--- START ---
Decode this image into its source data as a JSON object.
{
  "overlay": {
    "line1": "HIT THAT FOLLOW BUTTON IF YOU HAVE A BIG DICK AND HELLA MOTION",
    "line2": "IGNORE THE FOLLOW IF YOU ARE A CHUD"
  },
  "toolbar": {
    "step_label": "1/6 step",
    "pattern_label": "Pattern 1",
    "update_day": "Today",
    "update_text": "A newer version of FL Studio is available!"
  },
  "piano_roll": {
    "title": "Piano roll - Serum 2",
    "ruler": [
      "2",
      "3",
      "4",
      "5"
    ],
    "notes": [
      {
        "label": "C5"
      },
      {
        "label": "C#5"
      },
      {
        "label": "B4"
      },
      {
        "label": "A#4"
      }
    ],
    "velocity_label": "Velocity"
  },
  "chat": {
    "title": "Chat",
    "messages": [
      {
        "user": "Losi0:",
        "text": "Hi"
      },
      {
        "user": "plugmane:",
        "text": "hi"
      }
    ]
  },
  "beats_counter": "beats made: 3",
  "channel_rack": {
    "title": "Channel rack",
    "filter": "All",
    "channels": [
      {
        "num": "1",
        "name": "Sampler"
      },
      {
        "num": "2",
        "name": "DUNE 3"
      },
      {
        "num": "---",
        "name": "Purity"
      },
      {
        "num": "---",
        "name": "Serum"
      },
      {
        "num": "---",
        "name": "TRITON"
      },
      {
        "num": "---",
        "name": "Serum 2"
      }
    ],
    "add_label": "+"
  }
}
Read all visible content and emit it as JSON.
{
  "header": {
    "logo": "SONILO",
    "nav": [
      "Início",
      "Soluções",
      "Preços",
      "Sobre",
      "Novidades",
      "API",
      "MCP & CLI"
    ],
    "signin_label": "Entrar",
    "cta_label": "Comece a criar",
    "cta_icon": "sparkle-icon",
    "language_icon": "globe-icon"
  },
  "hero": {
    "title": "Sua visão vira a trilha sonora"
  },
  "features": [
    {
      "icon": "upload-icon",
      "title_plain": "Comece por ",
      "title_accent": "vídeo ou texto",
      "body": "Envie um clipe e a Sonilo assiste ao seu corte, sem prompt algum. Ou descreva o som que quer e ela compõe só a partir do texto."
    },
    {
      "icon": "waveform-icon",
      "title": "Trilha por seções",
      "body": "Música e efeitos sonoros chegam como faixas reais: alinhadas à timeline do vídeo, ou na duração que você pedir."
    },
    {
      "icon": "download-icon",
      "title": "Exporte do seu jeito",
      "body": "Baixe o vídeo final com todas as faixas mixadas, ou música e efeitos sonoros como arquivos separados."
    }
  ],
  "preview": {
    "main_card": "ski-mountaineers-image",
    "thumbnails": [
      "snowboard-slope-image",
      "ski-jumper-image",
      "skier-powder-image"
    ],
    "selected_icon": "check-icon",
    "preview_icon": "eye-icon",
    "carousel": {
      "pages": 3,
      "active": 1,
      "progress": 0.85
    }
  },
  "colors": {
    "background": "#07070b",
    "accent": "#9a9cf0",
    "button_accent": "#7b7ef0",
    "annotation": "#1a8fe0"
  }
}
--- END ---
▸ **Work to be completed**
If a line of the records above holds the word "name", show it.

▸ **Result**
        "name": "Sampler"
        "name": "DUNE 3"
        "name": "Purity"
        "name": "Serum"
        "name": "TRITON"
        "name": "Serum 2"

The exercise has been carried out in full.